Location/context-awareness refers to the ability to use location/context information for different objectives. A system is location/context-aware if it can extract, interpret and use location/context information and adapt its functionality to the current situation of use. CNSS will address the issues of a smooth evolution towards next generation infrastructure of communication systems, involving heterogeneous networks with location/context awareness. The combined CNSS system will provide enhanced and personalised services, whereas the location/context information and system will be extremely significant for achieving the required quality to added value services. The focus is on delivering enhanced services for the right person, at the proper place, in due time, with the required quality for a large variety of applications including emergency and healthcare assistance. “Enhanced Service” means to provide secure and context-based services; “Right Person” means to allow user personalisation and privacy; “Proper Place” means to provide location-aware services; “Due Time” means to provide services in a timely manner; “Required Quality” means to improve service quality by means of radio resource management.

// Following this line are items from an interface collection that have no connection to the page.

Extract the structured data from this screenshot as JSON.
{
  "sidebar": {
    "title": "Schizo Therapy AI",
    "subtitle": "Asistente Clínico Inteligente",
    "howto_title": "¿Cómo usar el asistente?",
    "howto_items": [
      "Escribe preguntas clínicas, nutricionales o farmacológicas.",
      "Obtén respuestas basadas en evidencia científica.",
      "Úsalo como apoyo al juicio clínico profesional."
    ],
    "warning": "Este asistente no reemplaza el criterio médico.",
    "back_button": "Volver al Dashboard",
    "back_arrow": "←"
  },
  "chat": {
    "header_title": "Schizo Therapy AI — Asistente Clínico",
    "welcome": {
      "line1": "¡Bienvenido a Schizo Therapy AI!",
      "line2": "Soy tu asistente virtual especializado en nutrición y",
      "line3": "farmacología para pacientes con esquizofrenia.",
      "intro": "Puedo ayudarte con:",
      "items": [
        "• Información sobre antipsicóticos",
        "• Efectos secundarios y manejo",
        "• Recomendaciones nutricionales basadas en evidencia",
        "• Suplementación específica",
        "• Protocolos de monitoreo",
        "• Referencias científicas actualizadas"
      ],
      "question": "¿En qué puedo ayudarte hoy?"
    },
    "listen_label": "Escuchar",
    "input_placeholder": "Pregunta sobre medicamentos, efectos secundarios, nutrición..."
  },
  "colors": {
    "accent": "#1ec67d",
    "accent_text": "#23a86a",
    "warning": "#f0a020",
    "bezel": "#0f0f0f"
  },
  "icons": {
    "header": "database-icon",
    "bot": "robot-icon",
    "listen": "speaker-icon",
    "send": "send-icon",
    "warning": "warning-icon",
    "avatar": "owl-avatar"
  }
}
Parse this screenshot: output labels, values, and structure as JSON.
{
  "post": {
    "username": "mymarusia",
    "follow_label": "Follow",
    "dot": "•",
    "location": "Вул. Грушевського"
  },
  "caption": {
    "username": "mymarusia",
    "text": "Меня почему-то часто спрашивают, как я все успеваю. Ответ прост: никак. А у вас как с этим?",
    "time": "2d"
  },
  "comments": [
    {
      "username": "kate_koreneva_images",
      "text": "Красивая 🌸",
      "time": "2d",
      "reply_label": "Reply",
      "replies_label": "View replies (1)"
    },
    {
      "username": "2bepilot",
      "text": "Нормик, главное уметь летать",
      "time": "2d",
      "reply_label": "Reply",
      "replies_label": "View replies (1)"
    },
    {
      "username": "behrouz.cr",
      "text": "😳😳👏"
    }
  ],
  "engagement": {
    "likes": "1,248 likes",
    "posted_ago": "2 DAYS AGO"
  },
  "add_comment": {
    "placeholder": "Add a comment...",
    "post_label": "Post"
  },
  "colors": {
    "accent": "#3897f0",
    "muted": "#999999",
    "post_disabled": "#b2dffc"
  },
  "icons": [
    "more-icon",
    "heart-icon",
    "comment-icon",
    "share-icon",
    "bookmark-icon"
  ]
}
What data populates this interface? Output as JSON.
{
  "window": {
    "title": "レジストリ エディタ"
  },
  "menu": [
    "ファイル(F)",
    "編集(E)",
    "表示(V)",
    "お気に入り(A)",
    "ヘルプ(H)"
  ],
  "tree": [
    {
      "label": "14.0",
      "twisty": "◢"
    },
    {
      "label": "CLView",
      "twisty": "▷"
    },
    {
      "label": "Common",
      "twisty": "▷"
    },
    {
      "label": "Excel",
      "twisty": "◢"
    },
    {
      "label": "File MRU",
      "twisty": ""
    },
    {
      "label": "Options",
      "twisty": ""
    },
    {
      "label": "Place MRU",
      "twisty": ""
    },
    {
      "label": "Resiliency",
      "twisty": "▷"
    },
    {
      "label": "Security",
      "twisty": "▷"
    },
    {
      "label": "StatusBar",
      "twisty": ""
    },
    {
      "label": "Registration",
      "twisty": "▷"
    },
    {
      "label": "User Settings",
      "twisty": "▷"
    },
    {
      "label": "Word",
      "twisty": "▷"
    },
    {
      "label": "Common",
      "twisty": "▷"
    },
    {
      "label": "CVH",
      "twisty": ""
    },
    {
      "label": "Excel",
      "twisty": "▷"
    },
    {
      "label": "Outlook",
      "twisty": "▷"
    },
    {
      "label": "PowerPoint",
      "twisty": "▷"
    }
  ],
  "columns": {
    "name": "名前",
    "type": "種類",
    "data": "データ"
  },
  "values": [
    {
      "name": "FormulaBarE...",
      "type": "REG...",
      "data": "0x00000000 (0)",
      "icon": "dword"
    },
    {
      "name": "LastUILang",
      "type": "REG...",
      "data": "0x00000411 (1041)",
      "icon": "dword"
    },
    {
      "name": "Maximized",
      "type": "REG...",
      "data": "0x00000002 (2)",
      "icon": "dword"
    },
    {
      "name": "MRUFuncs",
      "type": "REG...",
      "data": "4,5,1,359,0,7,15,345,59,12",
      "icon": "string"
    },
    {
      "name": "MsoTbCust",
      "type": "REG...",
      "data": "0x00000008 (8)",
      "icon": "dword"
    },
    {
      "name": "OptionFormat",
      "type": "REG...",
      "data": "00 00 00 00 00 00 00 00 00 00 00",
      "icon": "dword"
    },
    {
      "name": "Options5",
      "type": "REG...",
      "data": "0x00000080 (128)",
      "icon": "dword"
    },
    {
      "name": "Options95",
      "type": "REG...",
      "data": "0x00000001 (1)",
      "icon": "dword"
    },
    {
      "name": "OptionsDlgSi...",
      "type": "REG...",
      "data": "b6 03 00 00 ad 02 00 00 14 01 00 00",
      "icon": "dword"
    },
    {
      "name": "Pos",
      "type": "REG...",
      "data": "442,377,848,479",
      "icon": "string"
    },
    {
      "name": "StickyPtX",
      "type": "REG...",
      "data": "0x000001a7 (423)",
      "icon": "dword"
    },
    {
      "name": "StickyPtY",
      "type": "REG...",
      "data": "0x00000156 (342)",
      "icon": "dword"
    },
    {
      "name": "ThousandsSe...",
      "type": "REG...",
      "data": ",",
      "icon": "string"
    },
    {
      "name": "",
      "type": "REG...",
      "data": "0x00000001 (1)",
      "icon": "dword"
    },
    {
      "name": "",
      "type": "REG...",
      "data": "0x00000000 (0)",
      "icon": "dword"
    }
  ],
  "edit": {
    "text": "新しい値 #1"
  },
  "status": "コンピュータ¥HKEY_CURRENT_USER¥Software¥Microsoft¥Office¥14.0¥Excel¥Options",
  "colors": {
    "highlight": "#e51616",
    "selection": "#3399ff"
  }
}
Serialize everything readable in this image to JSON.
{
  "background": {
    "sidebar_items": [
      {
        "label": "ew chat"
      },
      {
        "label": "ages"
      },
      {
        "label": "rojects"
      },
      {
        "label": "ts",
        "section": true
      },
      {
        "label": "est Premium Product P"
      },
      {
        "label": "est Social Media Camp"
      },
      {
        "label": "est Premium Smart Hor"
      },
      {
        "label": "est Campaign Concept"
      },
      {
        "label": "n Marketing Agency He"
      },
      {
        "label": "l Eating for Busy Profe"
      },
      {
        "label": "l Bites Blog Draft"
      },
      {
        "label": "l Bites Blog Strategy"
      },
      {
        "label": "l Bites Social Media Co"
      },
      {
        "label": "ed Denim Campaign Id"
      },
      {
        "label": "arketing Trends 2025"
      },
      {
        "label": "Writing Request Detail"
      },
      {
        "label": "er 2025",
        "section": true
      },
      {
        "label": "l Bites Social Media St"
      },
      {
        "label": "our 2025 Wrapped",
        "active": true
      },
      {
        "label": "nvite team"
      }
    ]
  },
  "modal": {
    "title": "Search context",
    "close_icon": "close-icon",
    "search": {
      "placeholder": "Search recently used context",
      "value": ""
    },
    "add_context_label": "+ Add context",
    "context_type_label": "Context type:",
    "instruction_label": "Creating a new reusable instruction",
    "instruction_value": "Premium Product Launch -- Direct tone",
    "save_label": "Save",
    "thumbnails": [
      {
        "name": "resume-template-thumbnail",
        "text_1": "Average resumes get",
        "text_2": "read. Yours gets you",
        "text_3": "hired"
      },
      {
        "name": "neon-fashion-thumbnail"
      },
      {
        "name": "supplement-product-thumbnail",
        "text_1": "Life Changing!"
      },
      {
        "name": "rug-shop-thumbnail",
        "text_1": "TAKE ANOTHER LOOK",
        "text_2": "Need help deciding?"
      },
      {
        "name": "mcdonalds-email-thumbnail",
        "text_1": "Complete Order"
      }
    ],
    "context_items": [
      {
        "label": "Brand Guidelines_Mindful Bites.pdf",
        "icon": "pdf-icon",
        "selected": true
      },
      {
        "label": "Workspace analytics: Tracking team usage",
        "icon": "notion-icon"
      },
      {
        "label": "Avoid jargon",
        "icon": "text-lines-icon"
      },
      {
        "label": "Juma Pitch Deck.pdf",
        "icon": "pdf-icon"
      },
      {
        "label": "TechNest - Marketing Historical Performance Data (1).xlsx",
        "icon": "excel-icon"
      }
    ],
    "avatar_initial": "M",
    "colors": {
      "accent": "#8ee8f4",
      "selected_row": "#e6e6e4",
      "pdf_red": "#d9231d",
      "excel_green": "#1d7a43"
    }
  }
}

In this frame, sensors play a key-role in several applications. Examples are provided by medical sensors in health monitoring, photonic sensors for robots in the area of universe observation, inertial optoelectronic sensors for Earth observation, photonic nanosensors for scientific payloads, optoelectronic sensors for stress and vibration detection in transport systems, inertial nanoelectronic sensors for satellite navigation, etc.
Radio resource management using position and context information, context/location based communications services. Localization technology has reached today a good level of accuracy and resolution. This has recently led to the strong interest towards location-based services. However, once this information has been made available to the user and/or the network, it could be used for other purposes than providing services to the user. Some works has already shown that this information can be used to improve radio resource management or mobility management (i.e., horizontal handover) by properly designed mechanisms. We claim that location information,
together with the knowledge of the user situation or context, could become the most important enabling function for design solutions over heterogeneous wireless networks, in order to provide efficient integration of different access technologies. The location and context information for managing the radio resources of heterogeneous access networks, aiming at improving their quality of service and availability should be exploited optimally.